### Activity:
Without any images, output the records below verbatim.

"""

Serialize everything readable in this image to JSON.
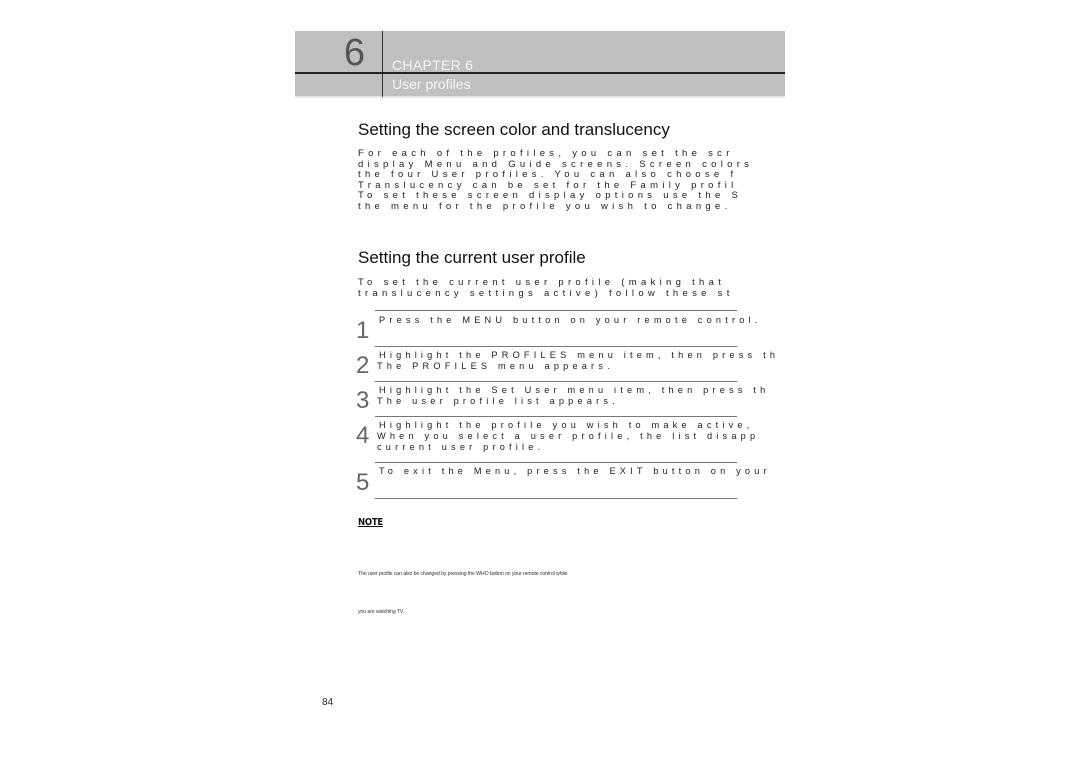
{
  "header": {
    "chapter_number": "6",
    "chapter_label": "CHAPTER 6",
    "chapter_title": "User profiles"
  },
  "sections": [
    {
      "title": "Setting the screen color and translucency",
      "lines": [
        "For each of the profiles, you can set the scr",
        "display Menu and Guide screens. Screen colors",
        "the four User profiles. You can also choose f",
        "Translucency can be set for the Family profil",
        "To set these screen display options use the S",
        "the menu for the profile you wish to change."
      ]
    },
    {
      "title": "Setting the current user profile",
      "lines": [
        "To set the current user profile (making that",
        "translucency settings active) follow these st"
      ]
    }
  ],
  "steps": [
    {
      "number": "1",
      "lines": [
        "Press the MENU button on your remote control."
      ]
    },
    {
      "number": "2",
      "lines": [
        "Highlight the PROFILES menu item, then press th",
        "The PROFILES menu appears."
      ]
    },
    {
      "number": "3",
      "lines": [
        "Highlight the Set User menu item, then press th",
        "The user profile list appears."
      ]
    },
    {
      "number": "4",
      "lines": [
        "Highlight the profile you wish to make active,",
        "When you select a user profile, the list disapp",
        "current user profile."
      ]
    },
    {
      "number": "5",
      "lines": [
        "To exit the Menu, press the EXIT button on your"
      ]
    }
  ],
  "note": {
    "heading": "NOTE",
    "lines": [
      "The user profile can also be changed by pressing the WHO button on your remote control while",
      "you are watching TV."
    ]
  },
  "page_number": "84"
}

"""

### Solved exercise:
Serialize everything readable in this image to JSON.
{
  "header": {
    "chapter_number": "6",
    "chapter_label": "CHAPTER 6",
    "chapter_title": "User profiles"
  },
  "sections": [
    {
      "title": "Setting the screen color and translucency",
      "lines": [
        "For each of the profiles, you can set the scr",
        "display Menu and Guide screens. Screen colors",
        "the four User profiles. You can also choose f",
        "Translucency can be set for the Family profil",
        "To set these screen display options use the S",
        "the menu for the profile you wish to change."
      ]
    },
    {
      "title": "Setting the current user profile",
      "lines": [
        "To set the current user profile (making that",
        "translucency settings active) follow these st"
      ]
    }
  ],
  "steps": [
    {
      "number": "1",
      "lines": [
        "Press the MENU button on your remote control."
      ]
    },
    {
      "number": "2",
      "lines": [
        "Highlight the PROFILES menu item, then press th",
        "The PROFILES menu appears."
      ]
    },
    {
      "number": "3",
      "lines": [
        "Highlight the Set User menu item, then press th",
        "The user profile list appears."
      ]
    },
    {
      "number": "4",
      "lines": [
        "Highlight the profile you wish to make active,",
        "When you select a user profile, the list disapp",
        "current user profile."
      ]
    },
    {
      "number": "5",
      "lines": [
        "To exit the Menu, press the EXIT button on your"
      ]
    }
  ],
  "note": {
    "heading": "NOTE",
    "lines": [
      "The user profile can also be changed by pressing the WHO button on your remote control while",
      "you are watching TV."
    ]
  },
  "page_number": "84"
}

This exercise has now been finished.